They belong to a group of crustaceans that is very popular in aquarium and has very varied specimens, either in color or pattern. The most popular species are Neocaridinas, Caridinas and Sulawesi (Caridina).
These animals spend their time feeding on everything they collect since they are detritivores, from algae to other organisms that grow on plants, mosses, stones, substrate and even other dead shrimp.
They are prawns with relatively large and long tongs, where some species reach a considerable size allowing to eat some fish and other crustaceans.
Their territorial behavior can cause fights between specimens of the same species.
Smaller species, such as Macrobrachium cf. banjarense or Macrobrachium lanchesteri, are generally more sociable and require less space.
The ends of the first pair of legs have long hairs, which can spread out in a fan shape.
With these “filtering” hairs, they filter the particles of floating nutrients (plant and animal plankton) from the water stream.
Filter shrimps like to stay on rough or hard surfaces, so they can hold on to the water stream.
Cambarellus species are suitable for keeping in larger aquariums, in the adult state they can be between 3 to 6 cm.
It is not advisable to keep this species with others of smaller size, since the prawns can be a pleasant prey for them.
These dwarf crayfish can be kept, without any problems, in aquariums with plants since they are not part of their diet.
Life expectancy is 1.5 to 2 years.
These colorful crustaceans reach a much larger size than Cambarellus species and live longer – up to 8 years.
They are mostly peaceful and due to their large tongs they move a little awkwardly.

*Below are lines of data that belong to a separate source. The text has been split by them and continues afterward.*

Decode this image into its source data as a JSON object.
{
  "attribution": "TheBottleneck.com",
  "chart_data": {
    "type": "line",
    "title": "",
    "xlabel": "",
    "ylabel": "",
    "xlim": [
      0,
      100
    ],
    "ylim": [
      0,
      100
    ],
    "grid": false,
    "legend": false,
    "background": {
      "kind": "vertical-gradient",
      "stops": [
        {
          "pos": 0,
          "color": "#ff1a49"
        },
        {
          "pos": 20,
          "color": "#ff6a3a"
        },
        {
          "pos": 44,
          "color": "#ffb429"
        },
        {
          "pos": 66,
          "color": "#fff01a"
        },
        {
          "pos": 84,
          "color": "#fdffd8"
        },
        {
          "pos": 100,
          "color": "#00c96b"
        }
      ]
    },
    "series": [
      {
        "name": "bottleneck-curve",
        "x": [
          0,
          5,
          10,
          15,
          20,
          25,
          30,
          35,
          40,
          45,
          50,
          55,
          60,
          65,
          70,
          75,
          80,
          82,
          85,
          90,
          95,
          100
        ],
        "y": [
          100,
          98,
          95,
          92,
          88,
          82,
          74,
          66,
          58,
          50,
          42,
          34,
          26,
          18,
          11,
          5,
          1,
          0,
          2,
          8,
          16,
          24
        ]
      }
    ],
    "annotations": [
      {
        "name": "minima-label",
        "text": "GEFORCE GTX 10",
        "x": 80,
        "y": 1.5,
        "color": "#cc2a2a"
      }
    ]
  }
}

Cherax species like to hide.
Some species are active in the dark, others also seek food during the day.